I also saw the woman who had been my nanny when I was a child. My mother had corresponded with her, they had continued to write letters to each other, so she had an address from one of the letters and I just went and found her and, and I wasn’t supposed to do that because I was supposed to stay with the group. But I was a little rebellious. After that, I didn’t go back to Cuba again until 1991. And then that was really the point where I decided that I wanted to create a relationship with Cuba, that despite all the complications of going there and my family not being very happy that I wanted to go there, I decided I had to form a relationship with the place where I was born and understand it and be part of it. And so since ‘91 I’ve been going on a regular basis to Cuba.
How would you describe the Jewish community in Cuba?
It’s a very interesting Jewish community because you have a mix of people in the community. Several people are Jewish on one side of the family. Only a handful are Jewish on both sides of the family. So the community has brought in a lot of people who’ve married into the community and have chosen to convert, so it’s much more racially diverse.

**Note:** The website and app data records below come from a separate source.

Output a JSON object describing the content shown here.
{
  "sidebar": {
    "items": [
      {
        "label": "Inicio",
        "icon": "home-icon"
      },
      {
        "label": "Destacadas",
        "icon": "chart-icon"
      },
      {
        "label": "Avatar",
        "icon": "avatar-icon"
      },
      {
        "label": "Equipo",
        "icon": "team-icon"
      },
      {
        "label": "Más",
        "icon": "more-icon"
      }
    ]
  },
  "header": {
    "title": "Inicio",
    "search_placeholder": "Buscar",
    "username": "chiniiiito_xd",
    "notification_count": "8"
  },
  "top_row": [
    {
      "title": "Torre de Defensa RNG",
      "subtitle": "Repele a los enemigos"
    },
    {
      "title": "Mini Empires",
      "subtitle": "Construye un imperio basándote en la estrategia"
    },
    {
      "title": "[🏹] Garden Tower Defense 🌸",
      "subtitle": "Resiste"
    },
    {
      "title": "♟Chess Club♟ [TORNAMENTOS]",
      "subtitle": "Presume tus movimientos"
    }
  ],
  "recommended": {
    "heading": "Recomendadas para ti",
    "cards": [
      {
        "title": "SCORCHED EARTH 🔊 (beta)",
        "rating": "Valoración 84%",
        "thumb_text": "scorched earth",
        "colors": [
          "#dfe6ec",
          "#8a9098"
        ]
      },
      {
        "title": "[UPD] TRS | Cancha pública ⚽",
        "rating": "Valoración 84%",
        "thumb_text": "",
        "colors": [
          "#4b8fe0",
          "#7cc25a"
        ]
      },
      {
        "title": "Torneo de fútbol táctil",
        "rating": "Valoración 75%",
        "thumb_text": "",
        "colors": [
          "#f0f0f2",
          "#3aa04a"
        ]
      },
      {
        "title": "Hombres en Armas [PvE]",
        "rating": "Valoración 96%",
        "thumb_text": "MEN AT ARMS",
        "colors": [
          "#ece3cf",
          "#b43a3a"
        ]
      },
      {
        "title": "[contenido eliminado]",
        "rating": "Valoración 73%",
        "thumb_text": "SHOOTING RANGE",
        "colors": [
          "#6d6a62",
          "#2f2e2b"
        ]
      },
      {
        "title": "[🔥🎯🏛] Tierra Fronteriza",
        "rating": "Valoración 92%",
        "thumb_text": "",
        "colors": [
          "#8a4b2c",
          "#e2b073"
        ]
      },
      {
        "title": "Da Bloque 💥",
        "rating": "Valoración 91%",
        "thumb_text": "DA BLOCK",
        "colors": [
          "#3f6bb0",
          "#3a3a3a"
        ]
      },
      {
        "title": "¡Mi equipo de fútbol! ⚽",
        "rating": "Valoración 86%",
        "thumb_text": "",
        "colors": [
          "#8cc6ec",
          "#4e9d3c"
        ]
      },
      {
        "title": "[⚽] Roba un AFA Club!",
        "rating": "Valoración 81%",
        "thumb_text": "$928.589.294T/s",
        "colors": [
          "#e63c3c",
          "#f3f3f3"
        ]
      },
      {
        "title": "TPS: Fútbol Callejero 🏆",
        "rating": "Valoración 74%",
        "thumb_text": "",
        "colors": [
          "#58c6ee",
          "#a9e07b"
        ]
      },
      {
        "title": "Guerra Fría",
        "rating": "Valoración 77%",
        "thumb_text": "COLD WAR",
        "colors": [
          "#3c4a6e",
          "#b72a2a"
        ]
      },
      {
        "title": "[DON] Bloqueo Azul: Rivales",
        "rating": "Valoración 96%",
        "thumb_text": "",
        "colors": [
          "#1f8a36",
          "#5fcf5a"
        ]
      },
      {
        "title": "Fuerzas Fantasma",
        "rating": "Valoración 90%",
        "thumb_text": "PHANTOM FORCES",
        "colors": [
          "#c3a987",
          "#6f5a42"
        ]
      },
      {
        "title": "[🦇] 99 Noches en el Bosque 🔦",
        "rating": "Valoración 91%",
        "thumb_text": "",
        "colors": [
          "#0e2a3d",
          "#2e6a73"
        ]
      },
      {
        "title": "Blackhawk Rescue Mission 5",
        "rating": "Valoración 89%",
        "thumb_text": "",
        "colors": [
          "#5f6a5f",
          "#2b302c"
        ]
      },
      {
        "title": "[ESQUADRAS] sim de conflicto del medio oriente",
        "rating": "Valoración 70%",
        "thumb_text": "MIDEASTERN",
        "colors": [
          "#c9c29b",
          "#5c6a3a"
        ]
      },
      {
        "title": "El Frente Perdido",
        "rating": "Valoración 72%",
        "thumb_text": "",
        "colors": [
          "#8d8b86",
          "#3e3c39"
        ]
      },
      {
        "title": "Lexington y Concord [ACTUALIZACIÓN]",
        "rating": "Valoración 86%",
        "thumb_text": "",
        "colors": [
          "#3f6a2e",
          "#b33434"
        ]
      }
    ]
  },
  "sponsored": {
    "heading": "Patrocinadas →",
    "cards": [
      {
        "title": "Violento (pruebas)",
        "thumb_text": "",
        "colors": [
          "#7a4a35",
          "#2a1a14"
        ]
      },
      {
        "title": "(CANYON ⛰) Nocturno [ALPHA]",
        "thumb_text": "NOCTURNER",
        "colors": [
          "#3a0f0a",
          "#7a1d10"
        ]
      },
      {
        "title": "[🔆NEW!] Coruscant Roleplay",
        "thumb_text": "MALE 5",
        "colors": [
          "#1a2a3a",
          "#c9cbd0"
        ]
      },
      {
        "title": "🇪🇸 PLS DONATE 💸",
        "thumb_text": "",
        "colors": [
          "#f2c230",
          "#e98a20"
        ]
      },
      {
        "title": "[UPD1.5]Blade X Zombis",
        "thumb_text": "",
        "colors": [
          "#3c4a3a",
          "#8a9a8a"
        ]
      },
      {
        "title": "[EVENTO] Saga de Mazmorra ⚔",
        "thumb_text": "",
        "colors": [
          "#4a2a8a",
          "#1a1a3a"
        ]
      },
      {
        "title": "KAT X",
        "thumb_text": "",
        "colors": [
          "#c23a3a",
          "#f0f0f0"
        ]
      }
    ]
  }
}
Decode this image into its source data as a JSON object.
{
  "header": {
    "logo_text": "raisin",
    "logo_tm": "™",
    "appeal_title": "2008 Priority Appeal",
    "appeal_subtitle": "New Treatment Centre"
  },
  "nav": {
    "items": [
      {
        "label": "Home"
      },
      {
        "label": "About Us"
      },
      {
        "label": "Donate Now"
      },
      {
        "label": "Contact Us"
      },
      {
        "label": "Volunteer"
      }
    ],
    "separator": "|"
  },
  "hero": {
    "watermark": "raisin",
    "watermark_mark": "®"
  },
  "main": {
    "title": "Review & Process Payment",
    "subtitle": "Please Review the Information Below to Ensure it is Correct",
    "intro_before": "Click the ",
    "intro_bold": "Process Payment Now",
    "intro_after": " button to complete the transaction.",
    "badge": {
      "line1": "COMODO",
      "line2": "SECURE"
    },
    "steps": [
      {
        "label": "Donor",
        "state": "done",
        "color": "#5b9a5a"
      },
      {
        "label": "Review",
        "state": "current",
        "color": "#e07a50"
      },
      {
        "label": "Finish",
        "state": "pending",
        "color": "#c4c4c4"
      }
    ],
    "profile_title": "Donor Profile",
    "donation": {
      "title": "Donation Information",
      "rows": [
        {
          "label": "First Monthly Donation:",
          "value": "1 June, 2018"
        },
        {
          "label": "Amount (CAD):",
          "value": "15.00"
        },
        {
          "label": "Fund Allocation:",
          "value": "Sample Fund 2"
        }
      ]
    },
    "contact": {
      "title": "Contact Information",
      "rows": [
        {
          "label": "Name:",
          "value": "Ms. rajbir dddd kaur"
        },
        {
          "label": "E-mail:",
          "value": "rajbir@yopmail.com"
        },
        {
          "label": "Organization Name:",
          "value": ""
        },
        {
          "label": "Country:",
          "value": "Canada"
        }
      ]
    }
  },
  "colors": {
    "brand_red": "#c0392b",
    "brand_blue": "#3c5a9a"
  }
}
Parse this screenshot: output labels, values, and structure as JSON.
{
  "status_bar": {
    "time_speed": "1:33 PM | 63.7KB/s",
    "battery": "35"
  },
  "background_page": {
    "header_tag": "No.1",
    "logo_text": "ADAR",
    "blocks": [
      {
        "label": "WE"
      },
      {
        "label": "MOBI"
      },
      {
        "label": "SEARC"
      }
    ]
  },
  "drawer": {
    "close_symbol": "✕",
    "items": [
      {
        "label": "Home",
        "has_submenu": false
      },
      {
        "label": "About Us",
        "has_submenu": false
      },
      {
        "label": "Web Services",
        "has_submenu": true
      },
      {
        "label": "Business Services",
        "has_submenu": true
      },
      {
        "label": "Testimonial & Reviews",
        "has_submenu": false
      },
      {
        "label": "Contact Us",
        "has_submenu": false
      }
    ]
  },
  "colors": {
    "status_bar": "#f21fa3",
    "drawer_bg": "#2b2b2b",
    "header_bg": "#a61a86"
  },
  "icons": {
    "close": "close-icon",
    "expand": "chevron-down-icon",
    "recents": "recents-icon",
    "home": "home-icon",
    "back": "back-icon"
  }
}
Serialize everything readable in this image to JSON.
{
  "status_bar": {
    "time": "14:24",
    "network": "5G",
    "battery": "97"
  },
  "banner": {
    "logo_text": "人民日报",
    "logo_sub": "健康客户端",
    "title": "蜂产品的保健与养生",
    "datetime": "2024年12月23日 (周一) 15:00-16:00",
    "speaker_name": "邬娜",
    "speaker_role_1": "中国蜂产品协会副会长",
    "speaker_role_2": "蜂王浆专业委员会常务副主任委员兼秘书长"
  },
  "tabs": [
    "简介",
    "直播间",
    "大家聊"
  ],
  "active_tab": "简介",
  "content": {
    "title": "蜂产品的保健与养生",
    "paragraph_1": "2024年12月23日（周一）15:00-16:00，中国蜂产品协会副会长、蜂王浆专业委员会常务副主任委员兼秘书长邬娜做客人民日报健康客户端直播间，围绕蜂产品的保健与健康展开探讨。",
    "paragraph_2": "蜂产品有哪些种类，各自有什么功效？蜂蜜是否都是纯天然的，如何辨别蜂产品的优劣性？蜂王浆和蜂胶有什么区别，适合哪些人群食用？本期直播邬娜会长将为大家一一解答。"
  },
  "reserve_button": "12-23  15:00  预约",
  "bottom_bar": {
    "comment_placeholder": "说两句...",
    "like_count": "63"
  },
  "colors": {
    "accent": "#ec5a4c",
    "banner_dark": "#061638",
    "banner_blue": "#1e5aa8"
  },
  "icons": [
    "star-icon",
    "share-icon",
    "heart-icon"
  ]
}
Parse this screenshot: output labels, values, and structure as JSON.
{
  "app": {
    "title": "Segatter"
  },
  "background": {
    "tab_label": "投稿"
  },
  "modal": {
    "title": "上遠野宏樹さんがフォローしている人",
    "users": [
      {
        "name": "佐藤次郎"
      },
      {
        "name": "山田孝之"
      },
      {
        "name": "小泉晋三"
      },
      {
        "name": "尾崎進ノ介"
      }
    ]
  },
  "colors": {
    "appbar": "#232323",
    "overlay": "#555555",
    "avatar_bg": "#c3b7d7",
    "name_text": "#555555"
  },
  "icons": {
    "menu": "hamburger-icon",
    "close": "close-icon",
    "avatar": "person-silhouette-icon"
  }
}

It’s a very small community now, with about a thousand people. There were about 15,000 before the revolution, before 1959. So it’s very small, but relative to their size, it’s very vibrant. There are a few people who participated in the revolution. There are other people who just stayed in Cuba because they didn’t want to immigrate anywhere. They felt that they were Cuban and they didn’t want to go anywhere else. The biggest part of the community is in Havana, but there are also small pockets of Jewish communities all over the Island. And for me, it’s been really exciting to be able to travel and sometimes meet the only Jewish person that lives in a small town.
Letters from Cuba is inspired by your grandmother’s immigration story. Tell us a little bit about the book.
My maternal grandmother, Esther, had a pretty amazing story that I always heard growing up that she was the first of seven children to migrate to Cuba. The father, my great grandfather, was already in Cuba. He was struggling to make enough money to bring the whole family over from Poland. And so finally, after working for a few years, he writes and he says he has enough money to bring one of the children, but he wants to bring the oldest son and my grandmother gets very upset by that and says, well, I’m the eldest of all the children and I should be the one to go first, and that even though I’m a girl, I’m going to help you bring everybody. I always thought that was an amazing story.
I started writing it down because I was very concerned about the immigrant crisis in the U.S., and I felt that immigrants were being criminalized, and I was very concerned about the children being separated from their parents and put in cages. I was following that news and I thought to myself, well, my family went through something similar. My family was separated. My great grandfather went first, my grandmother next, and she was separated from her siblings and her mother for quite some time. Even though it’s a story from close to a hundred years ago, it still felt very timely. It seemed like this was the right moment to tell it.